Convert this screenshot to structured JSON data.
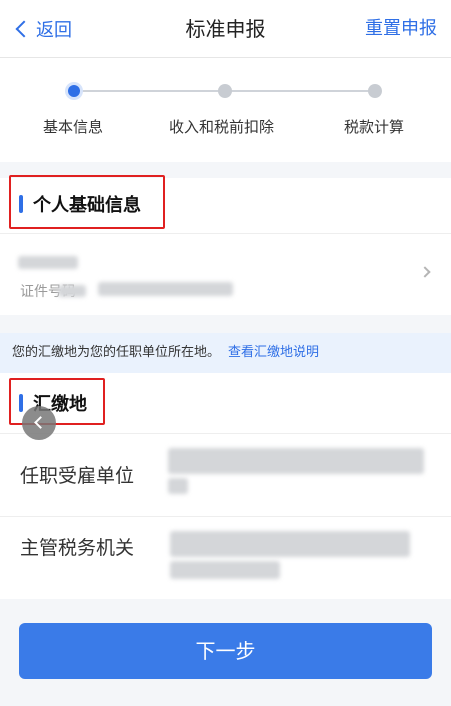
{
  "navbar": {
    "back_label": "返回",
    "title": "标准申报",
    "right_action": "重置申报"
  },
  "steps": [
    {
      "label": "基本信息",
      "state": "active"
    },
    {
      "label": "收入和税前扣除",
      "state": "inactive"
    },
    {
      "label": "税款计算",
      "state": "inactive"
    }
  ],
  "personal_section": {
    "title": "个人基础信息",
    "id_label": "证件号码"
  },
  "notice": {
    "text": "您的汇缴地为您的任职单位所在地。",
    "link": "查看汇缴地说明"
  },
  "location_section": {
    "title": "汇缴地",
    "employer_label": "任职受雇单位",
    "tax_office_label": "主管税务机关"
  },
  "next_button": "下一步",
  "colors": {
    "accent": "#2f6fe6",
    "highlight_box": "#e02020",
    "notice_bg": "#eaf2fd"
  }
}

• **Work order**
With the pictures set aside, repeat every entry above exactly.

• **Solution to this problem**
Convert this screenshot to structured JSON data.
{
  "navbar": {
    "back_label": "返回",
    "title": "标准申报",
    "right_action": "重置申报"
  },
  "steps": [
    {
      "label": "基本信息",
      "state": "active"
    },
    {
      "label": "收入和税前扣除",
      "state": "inactive"
    },
    {
      "label": "税款计算",
      "state": "inactive"
    }
  ],
  "personal_section": {
    "title": "个人基础信息",
    "id_label": "证件号码"
  },
  "notice": {
    "text": "您的汇缴地为您的任职单位所在地。",
    "link": "查看汇缴地说明"
  },
  "location_section": {
    "title": "汇缴地",
    "employer_label": "任职受雇单位",
    "tax_office_label": "主管税务机关"
  },
  "next_button": "下一步",
  "colors": {
    "accent": "#2f6fe6",
    "highlight_box": "#e02020",
    "notice_bg": "#eaf2fd"
  }
}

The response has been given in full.